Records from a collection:
══════════════════════════════

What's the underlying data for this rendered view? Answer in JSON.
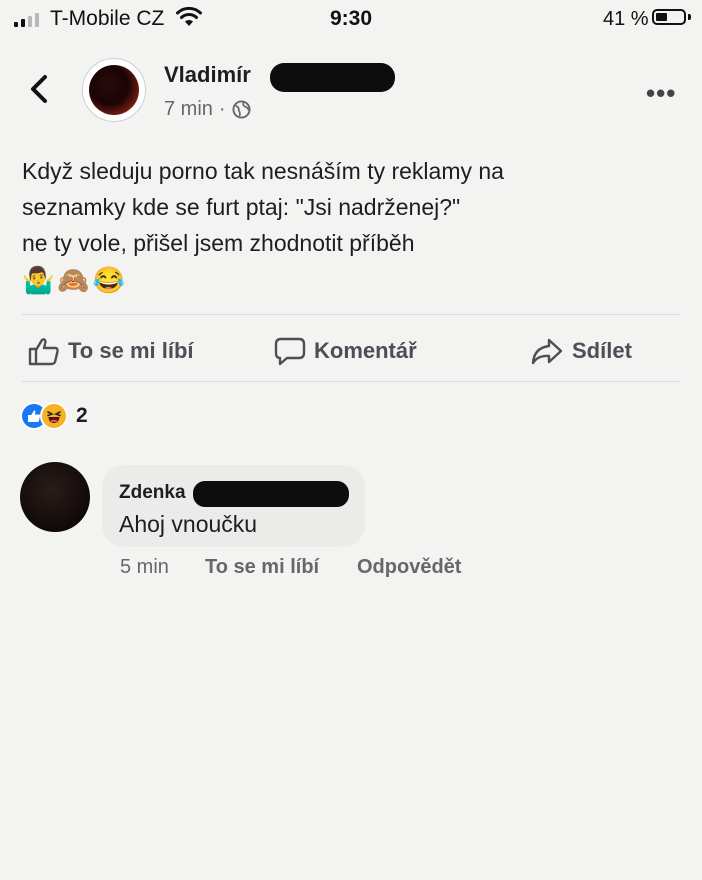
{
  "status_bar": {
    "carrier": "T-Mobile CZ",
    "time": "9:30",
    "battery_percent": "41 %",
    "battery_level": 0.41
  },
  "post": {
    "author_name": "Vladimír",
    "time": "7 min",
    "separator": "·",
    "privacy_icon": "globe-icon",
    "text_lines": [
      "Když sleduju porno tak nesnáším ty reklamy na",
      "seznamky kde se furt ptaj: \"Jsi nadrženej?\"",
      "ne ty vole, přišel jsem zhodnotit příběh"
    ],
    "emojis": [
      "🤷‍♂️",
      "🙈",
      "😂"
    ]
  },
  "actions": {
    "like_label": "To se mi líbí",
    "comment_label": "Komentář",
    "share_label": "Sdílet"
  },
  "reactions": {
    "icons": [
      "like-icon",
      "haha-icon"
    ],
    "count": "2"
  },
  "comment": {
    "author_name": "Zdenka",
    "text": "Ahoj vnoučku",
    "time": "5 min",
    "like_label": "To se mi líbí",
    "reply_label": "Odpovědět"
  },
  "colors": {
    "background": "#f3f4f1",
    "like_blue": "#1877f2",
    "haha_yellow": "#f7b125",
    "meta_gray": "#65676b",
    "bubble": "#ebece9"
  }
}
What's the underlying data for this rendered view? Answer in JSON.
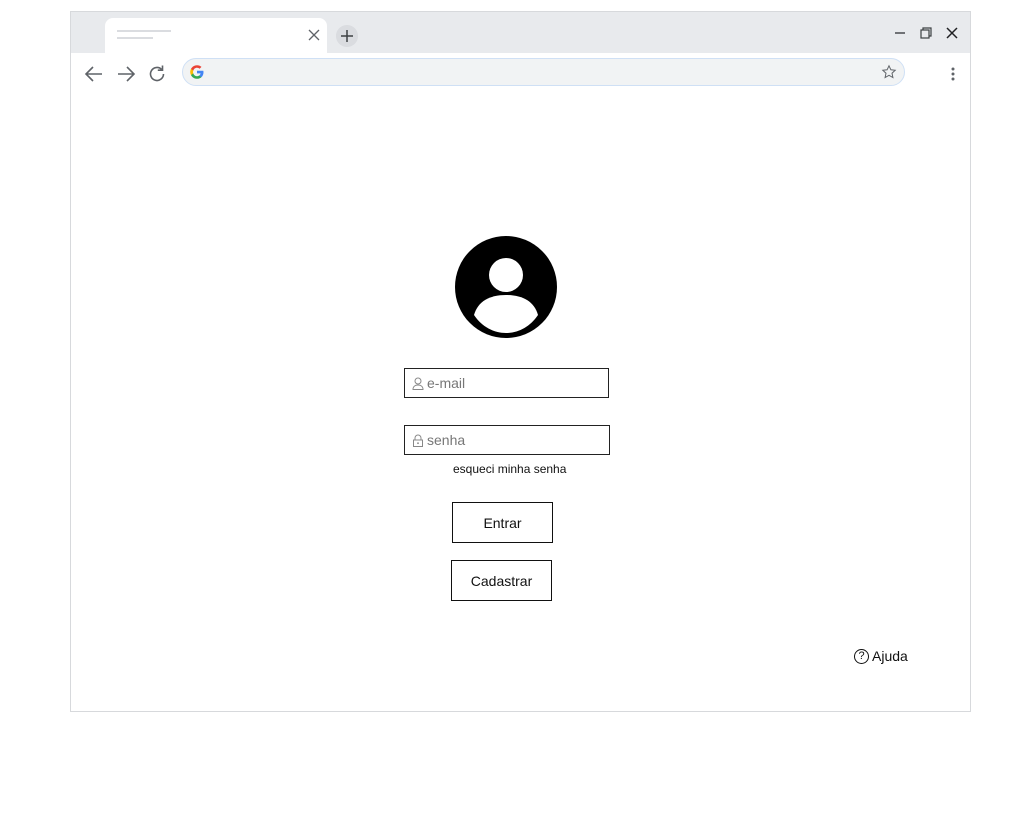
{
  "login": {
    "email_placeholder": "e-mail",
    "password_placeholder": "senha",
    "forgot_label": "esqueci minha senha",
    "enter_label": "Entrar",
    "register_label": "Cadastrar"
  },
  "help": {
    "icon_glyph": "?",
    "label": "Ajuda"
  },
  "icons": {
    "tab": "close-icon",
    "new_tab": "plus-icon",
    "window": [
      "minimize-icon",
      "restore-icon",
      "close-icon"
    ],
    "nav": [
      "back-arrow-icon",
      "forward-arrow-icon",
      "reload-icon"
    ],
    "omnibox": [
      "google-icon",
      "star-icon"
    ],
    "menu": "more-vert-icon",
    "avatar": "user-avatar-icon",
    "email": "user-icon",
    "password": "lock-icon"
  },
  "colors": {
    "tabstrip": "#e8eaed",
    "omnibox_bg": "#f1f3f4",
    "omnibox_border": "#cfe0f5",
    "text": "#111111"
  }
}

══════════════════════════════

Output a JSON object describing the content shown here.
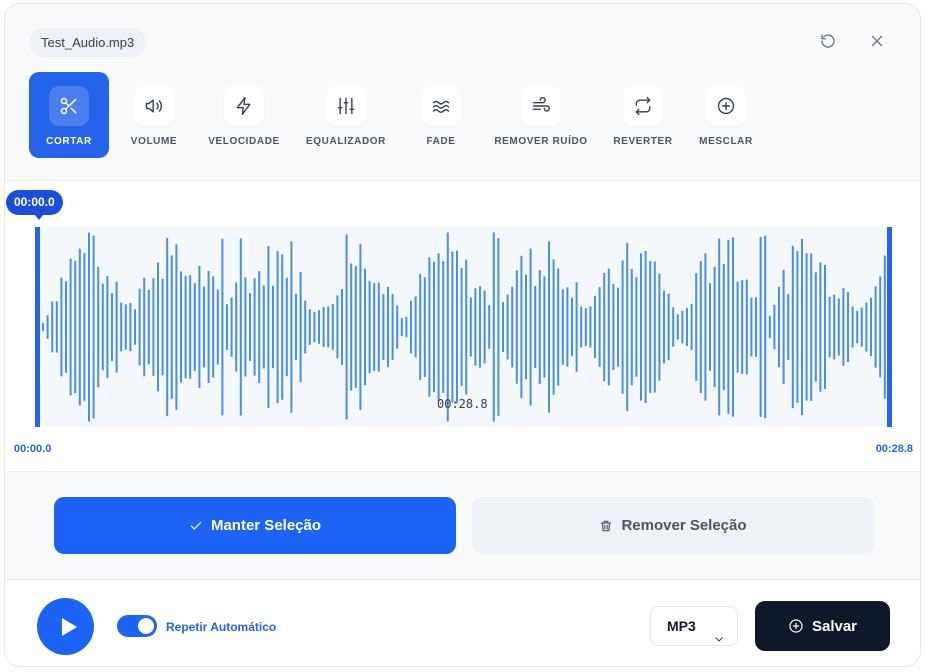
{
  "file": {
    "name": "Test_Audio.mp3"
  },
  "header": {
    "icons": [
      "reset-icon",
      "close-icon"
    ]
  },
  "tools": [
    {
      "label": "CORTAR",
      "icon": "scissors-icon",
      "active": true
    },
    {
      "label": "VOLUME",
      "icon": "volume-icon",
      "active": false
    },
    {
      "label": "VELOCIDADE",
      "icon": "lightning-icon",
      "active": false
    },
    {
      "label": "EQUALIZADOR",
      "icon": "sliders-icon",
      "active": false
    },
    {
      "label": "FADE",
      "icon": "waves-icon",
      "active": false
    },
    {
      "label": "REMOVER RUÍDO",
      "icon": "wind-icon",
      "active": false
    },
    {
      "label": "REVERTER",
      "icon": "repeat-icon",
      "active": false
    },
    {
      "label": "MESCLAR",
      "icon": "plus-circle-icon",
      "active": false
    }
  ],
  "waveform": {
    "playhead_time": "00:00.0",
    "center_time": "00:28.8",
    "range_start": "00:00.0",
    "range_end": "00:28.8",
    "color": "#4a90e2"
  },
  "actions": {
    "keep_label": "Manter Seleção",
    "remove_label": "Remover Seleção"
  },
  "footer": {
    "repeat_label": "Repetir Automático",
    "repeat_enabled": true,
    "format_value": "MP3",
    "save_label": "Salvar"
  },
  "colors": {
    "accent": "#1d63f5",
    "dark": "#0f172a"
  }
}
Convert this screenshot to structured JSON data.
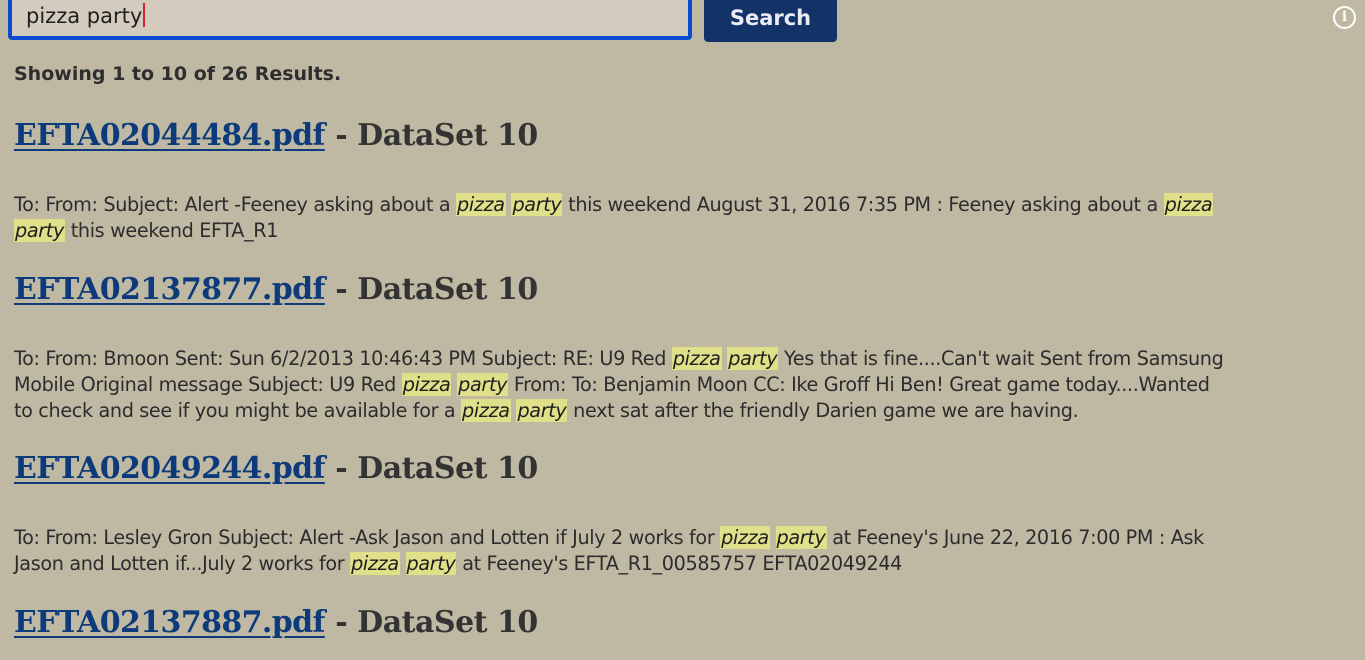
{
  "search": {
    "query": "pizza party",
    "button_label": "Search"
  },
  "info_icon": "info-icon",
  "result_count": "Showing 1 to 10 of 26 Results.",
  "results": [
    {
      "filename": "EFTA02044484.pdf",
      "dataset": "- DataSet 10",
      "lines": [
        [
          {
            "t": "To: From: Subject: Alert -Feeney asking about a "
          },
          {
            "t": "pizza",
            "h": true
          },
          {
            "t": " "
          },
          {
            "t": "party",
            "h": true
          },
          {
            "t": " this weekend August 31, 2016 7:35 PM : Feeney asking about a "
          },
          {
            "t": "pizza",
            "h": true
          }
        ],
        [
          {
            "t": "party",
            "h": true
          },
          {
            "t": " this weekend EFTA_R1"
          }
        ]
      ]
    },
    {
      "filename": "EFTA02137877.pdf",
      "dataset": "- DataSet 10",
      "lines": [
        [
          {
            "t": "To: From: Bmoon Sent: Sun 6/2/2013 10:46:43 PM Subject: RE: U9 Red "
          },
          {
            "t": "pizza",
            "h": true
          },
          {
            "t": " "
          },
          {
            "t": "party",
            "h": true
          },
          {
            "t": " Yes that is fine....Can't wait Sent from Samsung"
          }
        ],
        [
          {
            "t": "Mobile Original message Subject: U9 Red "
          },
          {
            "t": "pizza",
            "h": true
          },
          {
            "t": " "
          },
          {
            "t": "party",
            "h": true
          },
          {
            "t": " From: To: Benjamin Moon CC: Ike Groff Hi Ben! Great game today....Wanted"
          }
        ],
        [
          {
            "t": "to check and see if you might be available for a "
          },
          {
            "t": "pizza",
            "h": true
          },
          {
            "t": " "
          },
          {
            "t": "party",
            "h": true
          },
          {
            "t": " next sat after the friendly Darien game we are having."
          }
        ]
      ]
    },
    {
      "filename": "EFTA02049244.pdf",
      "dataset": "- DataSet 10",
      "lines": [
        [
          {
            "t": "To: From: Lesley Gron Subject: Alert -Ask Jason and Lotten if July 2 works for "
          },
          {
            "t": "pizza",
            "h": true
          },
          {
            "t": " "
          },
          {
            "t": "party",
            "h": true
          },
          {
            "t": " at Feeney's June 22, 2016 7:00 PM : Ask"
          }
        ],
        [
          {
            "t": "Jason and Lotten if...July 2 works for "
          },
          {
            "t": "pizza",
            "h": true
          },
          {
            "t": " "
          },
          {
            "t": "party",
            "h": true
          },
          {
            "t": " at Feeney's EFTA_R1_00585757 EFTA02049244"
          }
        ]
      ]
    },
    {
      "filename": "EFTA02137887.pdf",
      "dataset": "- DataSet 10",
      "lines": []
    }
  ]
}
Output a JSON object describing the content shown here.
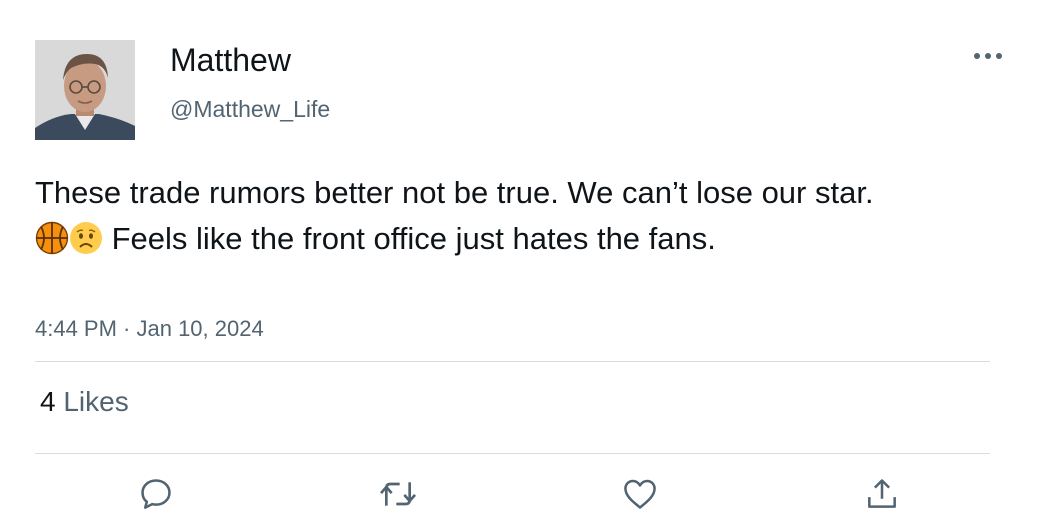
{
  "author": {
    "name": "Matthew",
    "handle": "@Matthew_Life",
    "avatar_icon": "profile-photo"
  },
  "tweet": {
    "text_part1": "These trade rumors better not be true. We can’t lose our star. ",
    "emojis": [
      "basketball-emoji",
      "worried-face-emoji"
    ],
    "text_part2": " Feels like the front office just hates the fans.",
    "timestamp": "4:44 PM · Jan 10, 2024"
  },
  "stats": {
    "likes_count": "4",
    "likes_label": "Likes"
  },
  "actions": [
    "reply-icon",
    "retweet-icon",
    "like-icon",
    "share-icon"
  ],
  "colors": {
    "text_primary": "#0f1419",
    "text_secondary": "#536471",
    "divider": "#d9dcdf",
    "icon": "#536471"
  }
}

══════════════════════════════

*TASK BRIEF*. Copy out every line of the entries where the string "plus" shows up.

*WRITTEN SOLUTION*.
    "new_tab": "plus-icon",
      "icon": "plus-circle-icon",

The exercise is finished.